_____________________________________
Pablo (Paul) Berzukov

Author of Understanding Database Administration available at Amazon and other bookstores.

Disclaimer: Advice is provided to the best of my knowledge but no implicit or explicit warranties are provided. Since the advisor explicitly encourages testing any and all suggestions on a test non-production environment advisor should not held liable or responsible for any actions taken based on the given advice.
Lynn Pettis
Lynn Pettis
SSC-Forever
SSC-Forever (40K reputation)SSC-Forever (40K reputation)SSC-Forever (40K reputation)SSC-Forever (40K reputation)SSC-Forever (40K reputation)SSC-Forever (40K reputation)SSC-Forever (40K reputation)SSC-Forever (40K reputation)

Group: General Forum Members
Points: 40364 Visits: 38567
PaulB-TheOneAndOnly (5/3/2012)
Lynn Pettis (5/2/2012)
Question. We know that TRUNCATE TABLE in SQL Server can be rolled back if inside a transaction. How about in Oracle?


Can't rollback TRUNCATE in the Oracle world.

Oracle's TRUNCATE is a DDL operation as opposed to a DML operation; it works at the catalog level reseting the high water mark of the affected table, it generates no redo log at all.


I'm wondering if this why people think the TRUNCATE TABLE in SQL Server can't be rolled back?

Thanks for the info, I'll tuck it away for future reference.

Cool
Lynn Pettis

For better assistance in answering your questions, click here
For tips to get better help with Performance Problems, click here
For Running Totals and its variations, click here or when working with partitioned tables
For more about Tally Tables, click here
For more about Cross Tabs and Pivots, click here and here
Managing Transaction Logs

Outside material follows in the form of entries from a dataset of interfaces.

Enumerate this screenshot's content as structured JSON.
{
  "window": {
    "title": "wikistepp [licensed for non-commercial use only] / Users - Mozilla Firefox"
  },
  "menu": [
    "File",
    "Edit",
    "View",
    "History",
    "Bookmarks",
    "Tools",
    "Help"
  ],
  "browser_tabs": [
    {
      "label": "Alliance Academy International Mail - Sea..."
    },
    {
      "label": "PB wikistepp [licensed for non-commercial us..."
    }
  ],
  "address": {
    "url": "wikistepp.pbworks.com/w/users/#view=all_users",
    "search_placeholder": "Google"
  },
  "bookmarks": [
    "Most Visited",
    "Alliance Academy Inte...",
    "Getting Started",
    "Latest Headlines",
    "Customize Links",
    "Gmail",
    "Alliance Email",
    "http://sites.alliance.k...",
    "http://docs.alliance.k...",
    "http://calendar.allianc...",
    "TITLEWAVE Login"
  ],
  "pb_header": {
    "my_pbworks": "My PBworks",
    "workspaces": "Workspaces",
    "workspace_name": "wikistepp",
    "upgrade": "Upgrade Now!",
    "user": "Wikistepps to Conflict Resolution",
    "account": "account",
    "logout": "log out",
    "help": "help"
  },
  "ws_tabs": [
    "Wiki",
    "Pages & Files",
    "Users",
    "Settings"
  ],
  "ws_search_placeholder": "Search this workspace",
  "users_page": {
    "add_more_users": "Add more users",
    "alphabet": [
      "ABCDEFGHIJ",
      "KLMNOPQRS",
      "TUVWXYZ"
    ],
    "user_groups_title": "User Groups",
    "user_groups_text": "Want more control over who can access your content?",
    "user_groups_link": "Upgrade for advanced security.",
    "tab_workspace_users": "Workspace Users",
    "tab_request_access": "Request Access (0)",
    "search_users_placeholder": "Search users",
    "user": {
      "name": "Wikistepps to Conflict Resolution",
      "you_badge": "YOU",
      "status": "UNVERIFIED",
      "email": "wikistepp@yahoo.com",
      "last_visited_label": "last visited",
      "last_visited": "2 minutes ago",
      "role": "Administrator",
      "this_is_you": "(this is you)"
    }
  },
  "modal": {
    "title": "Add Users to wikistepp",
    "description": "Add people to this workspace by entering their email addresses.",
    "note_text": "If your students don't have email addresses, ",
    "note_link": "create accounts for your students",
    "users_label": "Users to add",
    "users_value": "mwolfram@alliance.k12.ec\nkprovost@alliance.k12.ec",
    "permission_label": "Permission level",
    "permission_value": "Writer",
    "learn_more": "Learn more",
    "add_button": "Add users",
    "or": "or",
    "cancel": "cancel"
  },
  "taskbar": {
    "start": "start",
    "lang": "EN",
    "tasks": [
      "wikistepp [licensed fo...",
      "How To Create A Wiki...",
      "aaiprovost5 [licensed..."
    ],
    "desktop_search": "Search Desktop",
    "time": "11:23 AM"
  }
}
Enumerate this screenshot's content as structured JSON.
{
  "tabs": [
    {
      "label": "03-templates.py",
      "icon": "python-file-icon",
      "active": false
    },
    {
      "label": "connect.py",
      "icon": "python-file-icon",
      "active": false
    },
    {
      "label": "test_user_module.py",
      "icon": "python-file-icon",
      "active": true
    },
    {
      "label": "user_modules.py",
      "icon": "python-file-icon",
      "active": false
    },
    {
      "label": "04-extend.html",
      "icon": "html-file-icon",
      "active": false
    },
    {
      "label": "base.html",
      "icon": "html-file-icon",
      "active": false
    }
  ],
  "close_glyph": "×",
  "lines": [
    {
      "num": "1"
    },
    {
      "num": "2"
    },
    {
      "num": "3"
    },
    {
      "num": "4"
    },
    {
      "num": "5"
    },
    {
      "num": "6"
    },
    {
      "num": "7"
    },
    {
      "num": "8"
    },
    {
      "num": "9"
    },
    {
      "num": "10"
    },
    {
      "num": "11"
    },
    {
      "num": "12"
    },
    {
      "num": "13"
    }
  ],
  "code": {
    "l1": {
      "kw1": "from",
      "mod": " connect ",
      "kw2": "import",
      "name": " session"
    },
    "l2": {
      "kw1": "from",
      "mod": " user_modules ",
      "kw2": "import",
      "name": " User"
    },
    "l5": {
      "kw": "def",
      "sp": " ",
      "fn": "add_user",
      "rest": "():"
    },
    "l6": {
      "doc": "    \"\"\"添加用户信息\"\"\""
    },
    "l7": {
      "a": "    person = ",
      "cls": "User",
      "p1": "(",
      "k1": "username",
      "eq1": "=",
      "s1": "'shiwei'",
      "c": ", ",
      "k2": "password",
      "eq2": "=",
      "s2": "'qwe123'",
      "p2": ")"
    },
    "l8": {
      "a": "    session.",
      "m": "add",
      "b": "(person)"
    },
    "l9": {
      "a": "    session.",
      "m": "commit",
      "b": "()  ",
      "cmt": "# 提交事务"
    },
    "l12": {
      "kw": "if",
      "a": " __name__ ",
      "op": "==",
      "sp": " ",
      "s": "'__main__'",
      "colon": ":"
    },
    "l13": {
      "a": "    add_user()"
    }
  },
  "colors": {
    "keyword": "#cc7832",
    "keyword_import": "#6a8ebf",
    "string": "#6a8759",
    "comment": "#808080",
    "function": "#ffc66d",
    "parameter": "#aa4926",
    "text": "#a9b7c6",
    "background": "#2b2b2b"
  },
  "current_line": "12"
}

SQL Musings from the Desert Fountain Valley SQL (My Mirror Blog)
Go


Permissions

You can't post new topics.
You can't post topic replies.
You can't post new polls.
You can't post replies to polls.
You can't edit your own topics.
You can't delete your own topics.
You can't edit other topics.
You can't delete other topics.
You can't edit your own posts.
You can't edit other posts.
You can't delete your own posts.
You can't delete other posts.
You can't post events.
You can't edit your own events.
You can't edit other events.
You can't delete your own events.
You can't delete other events.
You can't send private messages.
You can't send emails.
You can read topics.
You can't vote in polls.
You can't upload attachments.
You can download attachments.
You can't post HTML code.
You can't edit HTML code.
You can't post IFCode.
You can't post JavaScript.
You can post emoticons.
You can't post or upload images.

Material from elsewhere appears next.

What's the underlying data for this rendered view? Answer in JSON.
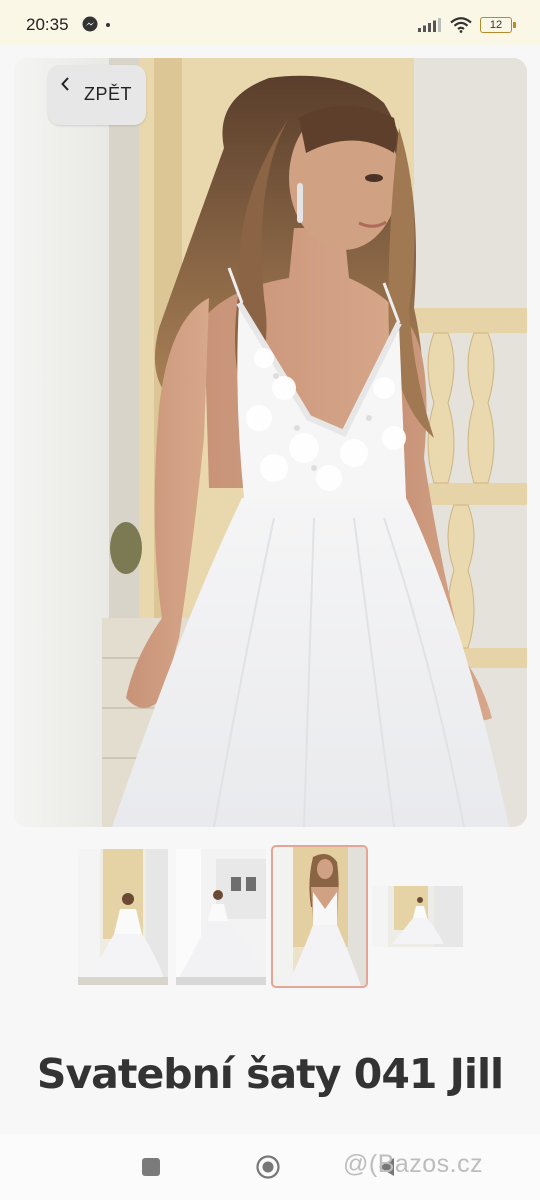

Select a forum

































































































































































SQLServerCentral


Search